The Crazy Quilt was a way for women ( and some men) of all economic backgrounds to produce a luxurious needlework. Skill as a needle person was the only criteria. Luxurious silks and velvets were the fashion. Leftovers and remnants of dressmaking and other sewing , ribbons, lace...buttons.....beads....silk and shiny cotton pearl threads....could be found and traded.....a creative fantastic imagination was the only boundary. Third paragraph:

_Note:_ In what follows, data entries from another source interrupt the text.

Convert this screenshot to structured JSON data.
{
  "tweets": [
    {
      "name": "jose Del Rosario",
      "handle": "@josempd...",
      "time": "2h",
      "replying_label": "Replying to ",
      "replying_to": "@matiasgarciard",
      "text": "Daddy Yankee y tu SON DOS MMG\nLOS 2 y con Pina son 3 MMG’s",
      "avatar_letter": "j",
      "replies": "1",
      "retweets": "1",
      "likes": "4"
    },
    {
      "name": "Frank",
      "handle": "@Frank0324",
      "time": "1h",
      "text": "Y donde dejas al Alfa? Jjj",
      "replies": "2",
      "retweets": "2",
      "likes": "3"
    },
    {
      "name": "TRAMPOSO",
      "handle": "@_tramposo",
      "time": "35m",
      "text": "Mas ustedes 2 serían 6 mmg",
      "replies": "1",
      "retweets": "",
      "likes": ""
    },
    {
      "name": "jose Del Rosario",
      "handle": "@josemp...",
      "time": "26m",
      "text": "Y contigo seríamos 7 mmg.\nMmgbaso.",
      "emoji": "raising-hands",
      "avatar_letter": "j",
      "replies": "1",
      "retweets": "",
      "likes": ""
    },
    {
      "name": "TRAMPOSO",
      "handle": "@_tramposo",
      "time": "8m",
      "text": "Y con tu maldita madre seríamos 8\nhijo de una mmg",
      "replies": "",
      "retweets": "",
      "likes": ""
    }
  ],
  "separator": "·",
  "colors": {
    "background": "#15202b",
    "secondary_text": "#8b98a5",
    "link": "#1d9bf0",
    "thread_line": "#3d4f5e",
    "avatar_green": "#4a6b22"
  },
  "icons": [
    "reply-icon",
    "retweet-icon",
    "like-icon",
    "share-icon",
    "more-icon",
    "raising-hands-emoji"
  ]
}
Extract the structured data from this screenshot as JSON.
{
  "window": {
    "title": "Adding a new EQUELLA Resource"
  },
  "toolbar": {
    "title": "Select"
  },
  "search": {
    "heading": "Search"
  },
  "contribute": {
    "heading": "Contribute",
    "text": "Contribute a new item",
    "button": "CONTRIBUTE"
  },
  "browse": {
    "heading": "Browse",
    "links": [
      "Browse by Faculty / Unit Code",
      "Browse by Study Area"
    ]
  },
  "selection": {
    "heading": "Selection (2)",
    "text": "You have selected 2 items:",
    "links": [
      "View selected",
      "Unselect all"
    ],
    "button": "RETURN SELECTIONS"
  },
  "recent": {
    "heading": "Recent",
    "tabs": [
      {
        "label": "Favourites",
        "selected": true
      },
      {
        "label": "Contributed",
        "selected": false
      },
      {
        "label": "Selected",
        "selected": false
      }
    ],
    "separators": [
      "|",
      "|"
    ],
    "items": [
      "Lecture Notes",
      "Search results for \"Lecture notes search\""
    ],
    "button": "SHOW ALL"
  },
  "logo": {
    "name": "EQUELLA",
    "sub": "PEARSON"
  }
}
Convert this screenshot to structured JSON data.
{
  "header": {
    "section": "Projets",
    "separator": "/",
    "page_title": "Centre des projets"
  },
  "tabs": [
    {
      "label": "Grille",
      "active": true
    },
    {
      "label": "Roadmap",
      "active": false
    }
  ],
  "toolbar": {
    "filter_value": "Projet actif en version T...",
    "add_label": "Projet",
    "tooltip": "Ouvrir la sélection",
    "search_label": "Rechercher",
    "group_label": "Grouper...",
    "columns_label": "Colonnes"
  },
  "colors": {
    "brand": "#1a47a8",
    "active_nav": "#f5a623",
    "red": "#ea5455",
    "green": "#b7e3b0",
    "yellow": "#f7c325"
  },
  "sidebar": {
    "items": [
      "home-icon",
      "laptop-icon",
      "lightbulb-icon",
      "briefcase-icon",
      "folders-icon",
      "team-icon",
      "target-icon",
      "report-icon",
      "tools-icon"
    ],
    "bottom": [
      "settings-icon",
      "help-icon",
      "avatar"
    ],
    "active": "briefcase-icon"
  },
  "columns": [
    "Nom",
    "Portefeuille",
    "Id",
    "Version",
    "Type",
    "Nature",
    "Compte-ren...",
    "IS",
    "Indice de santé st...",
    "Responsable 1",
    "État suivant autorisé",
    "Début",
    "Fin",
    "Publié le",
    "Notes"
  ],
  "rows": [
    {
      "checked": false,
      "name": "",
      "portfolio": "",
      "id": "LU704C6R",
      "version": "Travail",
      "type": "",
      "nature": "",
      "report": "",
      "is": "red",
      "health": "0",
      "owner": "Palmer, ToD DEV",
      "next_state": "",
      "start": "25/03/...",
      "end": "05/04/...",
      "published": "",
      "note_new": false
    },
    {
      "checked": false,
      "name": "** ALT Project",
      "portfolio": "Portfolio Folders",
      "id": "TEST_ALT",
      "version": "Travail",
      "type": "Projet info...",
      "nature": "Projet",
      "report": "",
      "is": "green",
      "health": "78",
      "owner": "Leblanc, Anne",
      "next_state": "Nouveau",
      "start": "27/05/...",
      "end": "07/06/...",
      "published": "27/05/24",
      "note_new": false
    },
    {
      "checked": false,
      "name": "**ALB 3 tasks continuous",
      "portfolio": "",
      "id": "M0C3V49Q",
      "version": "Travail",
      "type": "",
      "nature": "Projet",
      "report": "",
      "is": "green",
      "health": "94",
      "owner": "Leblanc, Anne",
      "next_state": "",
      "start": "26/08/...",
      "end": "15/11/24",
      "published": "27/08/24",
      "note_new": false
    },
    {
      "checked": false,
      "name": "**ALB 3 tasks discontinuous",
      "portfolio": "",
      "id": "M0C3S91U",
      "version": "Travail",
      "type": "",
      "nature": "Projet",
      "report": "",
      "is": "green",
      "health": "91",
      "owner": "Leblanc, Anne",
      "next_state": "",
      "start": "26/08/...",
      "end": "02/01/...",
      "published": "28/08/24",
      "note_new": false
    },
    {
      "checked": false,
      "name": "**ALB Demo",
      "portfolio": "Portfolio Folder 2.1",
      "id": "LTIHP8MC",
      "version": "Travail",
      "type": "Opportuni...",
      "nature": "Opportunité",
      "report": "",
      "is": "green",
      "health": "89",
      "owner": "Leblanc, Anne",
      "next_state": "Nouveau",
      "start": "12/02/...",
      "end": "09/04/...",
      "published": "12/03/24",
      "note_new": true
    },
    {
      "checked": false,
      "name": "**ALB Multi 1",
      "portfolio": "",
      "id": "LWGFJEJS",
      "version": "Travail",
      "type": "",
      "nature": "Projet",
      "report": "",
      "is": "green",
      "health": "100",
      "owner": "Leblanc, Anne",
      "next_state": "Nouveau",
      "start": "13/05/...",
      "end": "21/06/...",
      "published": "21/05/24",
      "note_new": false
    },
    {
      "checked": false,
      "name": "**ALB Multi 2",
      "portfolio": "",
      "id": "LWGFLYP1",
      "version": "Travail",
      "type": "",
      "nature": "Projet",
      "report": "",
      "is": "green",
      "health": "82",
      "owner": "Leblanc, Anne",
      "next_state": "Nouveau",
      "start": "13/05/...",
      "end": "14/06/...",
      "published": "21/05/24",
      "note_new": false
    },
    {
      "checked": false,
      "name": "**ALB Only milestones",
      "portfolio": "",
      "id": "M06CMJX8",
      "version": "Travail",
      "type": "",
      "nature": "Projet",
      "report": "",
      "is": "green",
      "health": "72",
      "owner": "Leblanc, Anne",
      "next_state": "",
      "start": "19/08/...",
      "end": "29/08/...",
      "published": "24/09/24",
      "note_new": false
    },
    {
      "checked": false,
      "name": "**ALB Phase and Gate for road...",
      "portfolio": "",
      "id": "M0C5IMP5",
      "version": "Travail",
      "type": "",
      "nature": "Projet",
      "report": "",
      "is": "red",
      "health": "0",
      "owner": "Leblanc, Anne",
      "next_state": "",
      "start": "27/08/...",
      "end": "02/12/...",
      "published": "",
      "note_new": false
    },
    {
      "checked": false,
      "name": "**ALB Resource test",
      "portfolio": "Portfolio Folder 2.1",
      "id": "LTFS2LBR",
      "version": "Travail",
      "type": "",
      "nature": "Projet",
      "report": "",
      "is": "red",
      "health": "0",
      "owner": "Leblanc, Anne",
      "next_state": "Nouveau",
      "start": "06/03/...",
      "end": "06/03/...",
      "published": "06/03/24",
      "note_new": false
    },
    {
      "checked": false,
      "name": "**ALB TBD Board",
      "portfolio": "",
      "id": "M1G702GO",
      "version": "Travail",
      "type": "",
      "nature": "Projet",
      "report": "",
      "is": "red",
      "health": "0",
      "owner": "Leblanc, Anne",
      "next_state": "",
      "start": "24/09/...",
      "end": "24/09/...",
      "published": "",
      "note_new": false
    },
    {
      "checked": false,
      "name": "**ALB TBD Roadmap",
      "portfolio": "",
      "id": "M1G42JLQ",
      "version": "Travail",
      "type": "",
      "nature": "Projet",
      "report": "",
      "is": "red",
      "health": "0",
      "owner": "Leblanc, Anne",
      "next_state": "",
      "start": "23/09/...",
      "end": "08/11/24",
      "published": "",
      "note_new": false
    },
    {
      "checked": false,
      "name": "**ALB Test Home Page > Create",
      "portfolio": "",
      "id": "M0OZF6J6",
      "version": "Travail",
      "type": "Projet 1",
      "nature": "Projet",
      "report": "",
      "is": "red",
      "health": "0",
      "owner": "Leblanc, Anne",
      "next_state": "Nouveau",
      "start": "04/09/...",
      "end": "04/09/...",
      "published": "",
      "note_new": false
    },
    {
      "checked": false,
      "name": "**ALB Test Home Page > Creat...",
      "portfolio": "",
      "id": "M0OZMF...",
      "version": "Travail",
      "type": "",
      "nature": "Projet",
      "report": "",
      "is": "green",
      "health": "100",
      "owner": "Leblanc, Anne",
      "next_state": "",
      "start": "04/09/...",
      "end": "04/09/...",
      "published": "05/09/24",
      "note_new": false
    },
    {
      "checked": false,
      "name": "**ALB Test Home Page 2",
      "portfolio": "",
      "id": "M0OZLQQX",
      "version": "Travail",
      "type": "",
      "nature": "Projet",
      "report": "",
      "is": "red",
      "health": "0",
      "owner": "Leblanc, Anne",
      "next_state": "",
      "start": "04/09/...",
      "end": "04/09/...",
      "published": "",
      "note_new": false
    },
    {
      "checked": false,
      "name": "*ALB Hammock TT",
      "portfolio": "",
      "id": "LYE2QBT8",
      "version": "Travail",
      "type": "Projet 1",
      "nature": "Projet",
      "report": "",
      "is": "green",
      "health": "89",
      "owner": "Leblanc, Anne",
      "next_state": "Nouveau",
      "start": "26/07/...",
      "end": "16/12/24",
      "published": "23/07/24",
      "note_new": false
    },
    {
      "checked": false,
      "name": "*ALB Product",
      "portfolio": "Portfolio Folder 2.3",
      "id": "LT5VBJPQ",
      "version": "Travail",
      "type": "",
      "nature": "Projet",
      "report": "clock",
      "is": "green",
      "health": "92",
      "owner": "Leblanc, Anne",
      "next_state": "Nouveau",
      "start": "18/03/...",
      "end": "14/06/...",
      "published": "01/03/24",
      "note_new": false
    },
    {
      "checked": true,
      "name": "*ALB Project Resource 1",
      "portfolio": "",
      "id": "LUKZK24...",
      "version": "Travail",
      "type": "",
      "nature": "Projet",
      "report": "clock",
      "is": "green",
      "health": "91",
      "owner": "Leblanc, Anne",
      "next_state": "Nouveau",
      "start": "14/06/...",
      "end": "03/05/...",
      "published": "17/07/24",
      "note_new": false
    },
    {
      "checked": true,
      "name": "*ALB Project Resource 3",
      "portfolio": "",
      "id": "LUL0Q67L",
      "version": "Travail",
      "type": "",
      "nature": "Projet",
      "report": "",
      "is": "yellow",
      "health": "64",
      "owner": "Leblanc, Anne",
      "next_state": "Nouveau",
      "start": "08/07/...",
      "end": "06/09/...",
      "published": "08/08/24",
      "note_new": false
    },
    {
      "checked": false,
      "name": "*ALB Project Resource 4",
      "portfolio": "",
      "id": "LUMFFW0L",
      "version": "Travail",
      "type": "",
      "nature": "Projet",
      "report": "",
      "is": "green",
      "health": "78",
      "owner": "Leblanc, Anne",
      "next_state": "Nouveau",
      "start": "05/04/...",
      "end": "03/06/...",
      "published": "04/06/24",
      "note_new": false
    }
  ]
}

Quilts, Table covers, piano scarves, slumber robes, slippers, wall pockets and all manner of useful items were created. Fantastic embroideries and creative stitch work, hand paintings ...some in 3 dimension...were made. Oriental influence reminiscent of Eastlake style could be seen. Patterns for embroideries could be found in Godeys and Harpers Weekly periodicals. Symbolism was rampant. Owls stood for wisdom, peacocks for vanity, spider webs and animals....3 circles intertwined were for faith, hope, & charity....calla lilies for mourning, violets, innocence, red Rose's, true love, yellow Rose's, friendship. Patriotic flags and ribbons...especially those commemorating such events as reunions of Civil War regiments were used. I even found an Indian head penny button stitched into a Crazy Quilt. It was common for Crazy Quilts to be dated....and have names and places embroidered into them.
It could be argued that the best of all Crazy Quilts are among the most beautiful of all quilts. The worst were among the least. One thing is for certain: Crazy Quilts are among
the most innately and personal of all Quilts. By Textile Conservator Cheryl VanDenburg
Photo credits to Historical Palmyra, 132 Market St. Palmyra, N.Y.